== Recorded data ==
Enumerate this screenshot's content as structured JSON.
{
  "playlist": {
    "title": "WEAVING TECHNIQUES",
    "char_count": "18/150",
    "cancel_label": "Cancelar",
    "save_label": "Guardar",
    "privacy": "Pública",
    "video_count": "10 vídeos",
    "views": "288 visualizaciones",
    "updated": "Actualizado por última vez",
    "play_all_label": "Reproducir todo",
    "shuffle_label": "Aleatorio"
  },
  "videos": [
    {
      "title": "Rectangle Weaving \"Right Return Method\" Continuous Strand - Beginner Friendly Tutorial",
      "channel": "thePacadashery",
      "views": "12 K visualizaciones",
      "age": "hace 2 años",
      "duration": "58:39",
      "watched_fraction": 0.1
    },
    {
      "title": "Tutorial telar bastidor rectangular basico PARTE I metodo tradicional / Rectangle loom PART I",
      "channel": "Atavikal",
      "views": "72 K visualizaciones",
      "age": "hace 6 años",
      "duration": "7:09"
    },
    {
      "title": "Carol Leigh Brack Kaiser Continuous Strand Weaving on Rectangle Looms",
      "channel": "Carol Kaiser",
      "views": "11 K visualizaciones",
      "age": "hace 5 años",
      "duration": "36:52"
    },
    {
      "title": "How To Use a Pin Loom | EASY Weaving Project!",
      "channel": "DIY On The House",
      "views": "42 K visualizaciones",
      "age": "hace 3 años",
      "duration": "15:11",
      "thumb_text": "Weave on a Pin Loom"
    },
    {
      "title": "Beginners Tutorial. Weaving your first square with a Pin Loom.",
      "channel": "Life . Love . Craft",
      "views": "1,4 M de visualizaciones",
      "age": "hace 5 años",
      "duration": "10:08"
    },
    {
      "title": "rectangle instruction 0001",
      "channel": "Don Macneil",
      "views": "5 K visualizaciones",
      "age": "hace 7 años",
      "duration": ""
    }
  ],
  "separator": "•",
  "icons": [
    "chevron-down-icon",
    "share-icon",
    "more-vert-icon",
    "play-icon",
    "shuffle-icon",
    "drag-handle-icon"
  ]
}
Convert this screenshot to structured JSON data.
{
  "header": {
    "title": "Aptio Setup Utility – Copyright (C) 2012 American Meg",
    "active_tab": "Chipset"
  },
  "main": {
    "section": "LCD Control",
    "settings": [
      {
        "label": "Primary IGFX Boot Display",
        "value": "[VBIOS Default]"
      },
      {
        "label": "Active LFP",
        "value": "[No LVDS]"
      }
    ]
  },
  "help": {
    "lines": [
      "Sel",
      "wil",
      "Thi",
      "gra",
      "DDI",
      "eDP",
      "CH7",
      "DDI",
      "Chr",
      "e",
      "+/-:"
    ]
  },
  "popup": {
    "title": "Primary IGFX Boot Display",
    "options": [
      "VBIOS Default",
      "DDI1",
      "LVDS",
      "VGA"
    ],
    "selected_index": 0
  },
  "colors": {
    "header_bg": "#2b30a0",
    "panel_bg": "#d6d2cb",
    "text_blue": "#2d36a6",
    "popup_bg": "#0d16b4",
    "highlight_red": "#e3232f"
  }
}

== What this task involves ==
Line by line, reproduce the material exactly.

== Solved exercise ==
Enumerate this screenshot's content as structured JSON.
{
  "playlist": {
    "title": "WEAVING TECHNIQUES",
    "char_count": "18/150",
    "cancel_label": "Cancelar",
    "save_label": "Guardar",
    "privacy": "Pública",
    "video_count": "10 vídeos",
    "views": "288 visualizaciones",
    "updated": "Actualizado por última vez",
    "play_all_label": "Reproducir todo",
    "shuffle_label": "Aleatorio"
  },
  "videos": [
    {
      "title": "Rectangle Weaving \"Right Return Method\" Continuous Strand - Beginner Friendly Tutorial",
      "channel": "thePacadashery",
      "views": "12 K visualizaciones",
      "age": "hace 2 años",
      "duration": "58:39",
      "watched_fraction": 0.1
    },
    {
      "title": "Tutorial telar bastidor rectangular basico PARTE I metodo tradicional / Rectangle loom PART I",
      "channel": "Atavikal",
      "views": "72 K visualizaciones",
      "age": "hace 6 años",
      "duration": "7:09"
    },
    {
      "title": "Carol Leigh Brack Kaiser Continuous Strand Weaving on Rectangle Looms",
      "channel": "Carol Kaiser",
      "views": "11 K visualizaciones",
      "age": "hace 5 años",
      "duration": "36:52"
    },
    {
      "title": "How To Use a Pin Loom | EASY Weaving Project!",
      "channel": "DIY On The House",
      "views": "42 K visualizaciones",
      "age": "hace 3 años",
      "duration": "15:11",
      "thumb_text": "Weave on a Pin Loom"
    },
    {
      "title": "Beginners Tutorial. Weaving your first square with a Pin Loom.",
      "channel": "Life . Love . Craft",
      "views": "1,4 M de visualizaciones",
      "age": "hace 5 años",
      "duration": "10:08"
    },
    {
      "title": "rectangle instruction 0001",
      "channel": "Don Macneil",
      "views": "5 K visualizaciones",
      "age": "hace 7 años",
      "duration": ""
    }
  ],
  "separator": "•",
  "icons": [
    "chevron-down-icon",
    "share-icon",
    "more-vert-icon",
    "play-icon",
    "shuffle-icon",
    "drag-handle-icon"
  ]
}
Convert this screenshot to structured JSON data.
{
  "header": {
    "title": "Aptio Setup Utility – Copyright (C) 2012 American Meg",
    "active_tab": "Chipset"
  },
  "main": {
    "section": "LCD Control",
    "settings": [
      {
        "label": "Primary IGFX Boot Display",
        "value": "[VBIOS Default]"
      },
      {
        "label": "Active LFP",
        "value": "[No LVDS]"
      }
    ]
  },
  "help": {
    "lines": [
      "Sel",
      "wil",
      "Thi",
      "gra",
      "DDI",
      "eDP",
      "CH7",
      "DDI",
      "Chr",
      "e",
      "+/-:"
    ]
  },
  "popup": {
    "title": "Primary IGFX Boot Display",
    "options": [
      "VBIOS Default",
      "DDI1",
      "LVDS",
      "VGA"
    ],
    "selected_index": 0
  },
  "colors": {
    "header_bg": "#2b30a0",
    "panel_bg": "#d6d2cb",
    "text_blue": "#2d36a6",
    "popup_bg": "#0d16b4",
    "highlight_red": "#e3232f"
  }
}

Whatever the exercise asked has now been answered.